It’s no secret that commercial kitchens use a lot of energy, and the bulk of that energy consumption can be broken down into two main categories: HVAC and cooking. Cooking consumes approximately 35% of the energy a restaurant uses, while heating and cooling use up approximately 28% of energy costs.
To keep the bulk of your energy costs down, equip your kitchen with energy-efficient kitchen appliances. You should also consider the arrangement of this equipment in your space to improve efficiency. For instance, place your cold storage equipment far away from your cooking stations so your fridges don’t need to work harder to compensate for extra heat.
As noted, your restaurant HVAC system is also a major source of energy consumption in your restaurant. If your restaurant already has an HVAC system installed, make sure this system is inspected by a professional to ensure everything is in working order. In some cases, upgrading your outdated HVAC can make a huge difference in your overall energy consumption (and costs).
Not to mention, your HVAC system is also essential to maintaining a safe commercial kitchen space. When planning your commercial kitchen layout, take into account all the different aspects of your HVAC system, including the makeup air units that replace air exhausted by kitchen hoods and the ductwork that circulates hot and cold air.
One of the biggest mistakes you can make in planning your commercial kitchen layout is not accounting for maintenance. At some point, all of your kitchen equipment will need to be repaired or replaced, and you need to ensure there’s room for that maintenance to be done.
Wherever possible, make your kitchen modular so you can move certain pieces around and access any equipment that might break down, such as refrigerators, ranges, etc.
Finally, but perhaps most importantly, design your restaurant kitchen layout with simplicity in mind. The key to a successful restaurant is an efficient kitchen, so don’t hinder your staff’s work by making your kitchen difficult to navigate. Keep things simple by designing a commercial kitchen floor plan that prioritizes function above all else.
Remember, just because your guests won’t see your kitchen, doesn’t mean you shouldn’t give it the same care and attention as your dining room.
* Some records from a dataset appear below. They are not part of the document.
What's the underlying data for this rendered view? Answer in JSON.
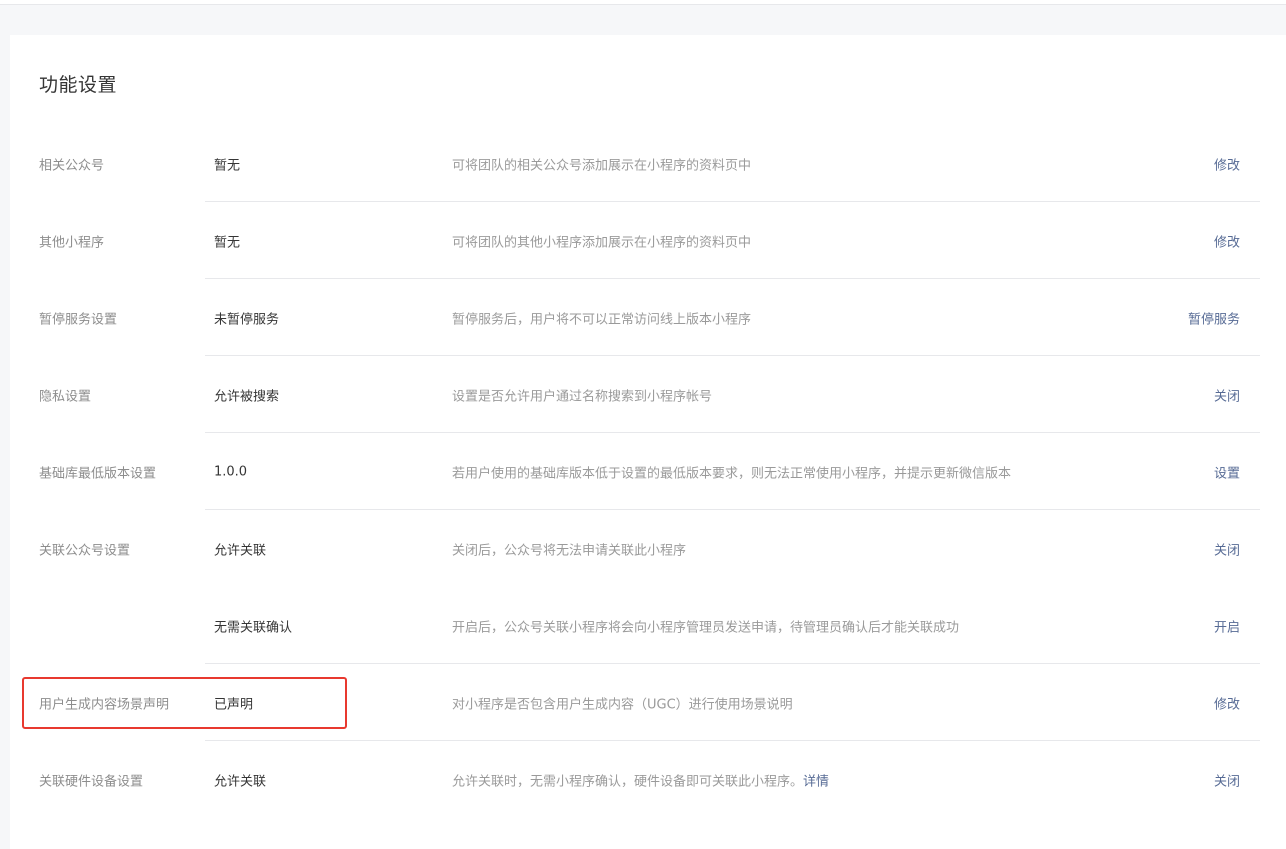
{
  "section": {
    "title": "功能设置"
  },
  "rows": [
    {
      "label": "相关公众号",
      "value": "暂无",
      "desc": "可将团队的相关公众号添加展示在小程序的资料页中",
      "action": "修改"
    },
    {
      "label": "其他小程序",
      "value": "暂无",
      "desc": "可将团队的其他小程序添加展示在小程序的资料页中",
      "action": "修改"
    },
    {
      "label": "暂停服务设置",
      "value": "未暂停服务",
      "desc": "暂停服务后，用户将不可以正常访问线上版本小程序",
      "action": "暂停服务"
    },
    {
      "label": "隐私设置",
      "value": "允许被搜索",
      "desc": "设置是否允许用户通过名称搜索到小程序帐号",
      "action": "关闭"
    },
    {
      "label": "基础库最低版本设置",
      "value": "1.0.0",
      "desc": "若用户使用的基础库版本低于设置的最低版本要求，则无法正常使用小程序，并提示更新微信版本",
      "action": "设置"
    },
    {
      "label": "关联公众号设置",
      "value": "允许关联",
      "desc": "关闭后，公众号将无法申请关联此小程序",
      "action": "关闭"
    },
    {
      "label": "",
      "value": "无需关联确认",
      "desc": "开启后，公众号关联小程序将会向小程序管理员发送申请，待管理员确认后才能关联成功",
      "action": "开启"
    },
    {
      "label": "用户生成内容场景声明",
      "value": "已声明",
      "desc": "对小程序是否包含用户生成内容（UGC）进行使用场景说明",
      "action": "修改"
    },
    {
      "label": "关联硬件设备设置",
      "value": "允许关联",
      "desc": "允许关联时，无需小程序确认，硬件设备即可关联此小程序。",
      "desc_link": "详情",
      "action": "关闭"
    }
  ],
  "colors": {
    "link": "#576b95",
    "highlight": "#e8392f"
  }
}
A well thought out commercial kitchen layout not only makes it easier for your BOH staff to do their work, but it also leads to a more efficient restaurant overall – something that’s good for your guests and for your bottom line.